START Data in this exercise

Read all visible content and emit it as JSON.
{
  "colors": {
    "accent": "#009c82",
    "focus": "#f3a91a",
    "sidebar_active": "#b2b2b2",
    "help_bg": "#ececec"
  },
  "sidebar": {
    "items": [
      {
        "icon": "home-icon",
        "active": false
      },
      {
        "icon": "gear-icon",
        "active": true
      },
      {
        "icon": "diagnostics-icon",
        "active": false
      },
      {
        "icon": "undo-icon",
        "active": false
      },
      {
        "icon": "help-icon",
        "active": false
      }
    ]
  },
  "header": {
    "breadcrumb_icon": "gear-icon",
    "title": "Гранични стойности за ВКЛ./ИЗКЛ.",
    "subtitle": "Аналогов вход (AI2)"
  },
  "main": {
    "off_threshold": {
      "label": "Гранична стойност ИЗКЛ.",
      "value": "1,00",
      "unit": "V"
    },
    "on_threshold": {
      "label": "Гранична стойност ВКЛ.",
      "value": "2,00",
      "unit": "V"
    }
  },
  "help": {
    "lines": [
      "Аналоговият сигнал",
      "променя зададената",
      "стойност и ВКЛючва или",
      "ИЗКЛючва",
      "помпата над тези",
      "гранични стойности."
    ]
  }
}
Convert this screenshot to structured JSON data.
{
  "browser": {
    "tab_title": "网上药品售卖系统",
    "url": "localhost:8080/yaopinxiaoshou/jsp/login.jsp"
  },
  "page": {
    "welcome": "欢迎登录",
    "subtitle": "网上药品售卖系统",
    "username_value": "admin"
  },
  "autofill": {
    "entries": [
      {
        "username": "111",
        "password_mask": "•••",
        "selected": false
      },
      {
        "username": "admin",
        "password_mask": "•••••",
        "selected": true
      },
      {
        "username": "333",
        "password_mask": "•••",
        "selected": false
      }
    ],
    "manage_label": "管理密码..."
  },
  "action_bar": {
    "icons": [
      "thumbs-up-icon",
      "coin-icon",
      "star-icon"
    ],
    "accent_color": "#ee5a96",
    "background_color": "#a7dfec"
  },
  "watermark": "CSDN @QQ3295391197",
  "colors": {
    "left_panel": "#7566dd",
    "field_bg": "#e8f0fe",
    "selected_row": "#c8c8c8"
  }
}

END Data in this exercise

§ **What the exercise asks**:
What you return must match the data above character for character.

§ **Answer to this task**:
Read all visible content and emit it as JSON.
{
  "colors": {
    "accent": "#009c82",
    "focus": "#f3a91a",
    "sidebar_active": "#b2b2b2",
    "help_bg": "#ececec"
  },
  "sidebar": {
    "items": [
      {
        "icon": "home-icon",
        "active": false
      },
      {
        "icon": "gear-icon",
        "active": true
      },
      {
        "icon": "diagnostics-icon",
        "active": false
      },
      {
        "icon": "undo-icon",
        "active": false
      },
      {
        "icon": "help-icon",
        "active": false
      }
    ]
  },
  "header": {
    "breadcrumb_icon": "gear-icon",
    "title": "Гранични стойности за ВКЛ./ИЗКЛ.",
    "subtitle": "Аналогов вход (AI2)"
  },
  "main": {
    "off_threshold": {
      "label": "Гранична стойност ИЗКЛ.",
      "value": "1,00",
      "unit": "V"
    },
    "on_threshold": {
      "label": "Гранична стойност ВКЛ.",
      "value": "2,00",
      "unit": "V"
    }
  },
  "help": {
    "lines": [
      "Аналоговият сигнал",
      "променя зададената",
      "стойност и ВКЛючва или",
      "ИЗКЛючва",
      "помпата над тези",
      "гранични стойности."
    ]
  }
}
Convert this screenshot to structured JSON data.
{
  "browser": {
    "tab_title": "网上药品售卖系统",
    "url": "localhost:8080/yaopinxiaoshou/jsp/login.jsp"
  },
  "page": {
    "welcome": "欢迎登录",
    "subtitle": "网上药品售卖系统",
    "username_value": "admin"
  },
  "autofill": {
    "entries": [
      {
        "username": "111",
        "password_mask": "•••",
        "selected": false
      },
      {
        "username": "admin",
        "password_mask": "•••••",
        "selected": true
      },
      {
        "username": "333",
        "password_mask": "•••",
        "selected": false
      }
    ],
    "manage_label": "管理密码..."
  },
  "action_bar": {
    "icons": [
      "thumbs-up-icon",
      "coin-icon",
      "star-icon"
    ],
    "accent_color": "#ee5a96",
    "background_color": "#a7dfec"
  },
  "watermark": "CSDN @QQ3295391197",
  "colors": {
    "left_panel": "#7566dd",
    "field_bg": "#e8f0fe",
    "selected_row": "#c8c8c8"
  }
}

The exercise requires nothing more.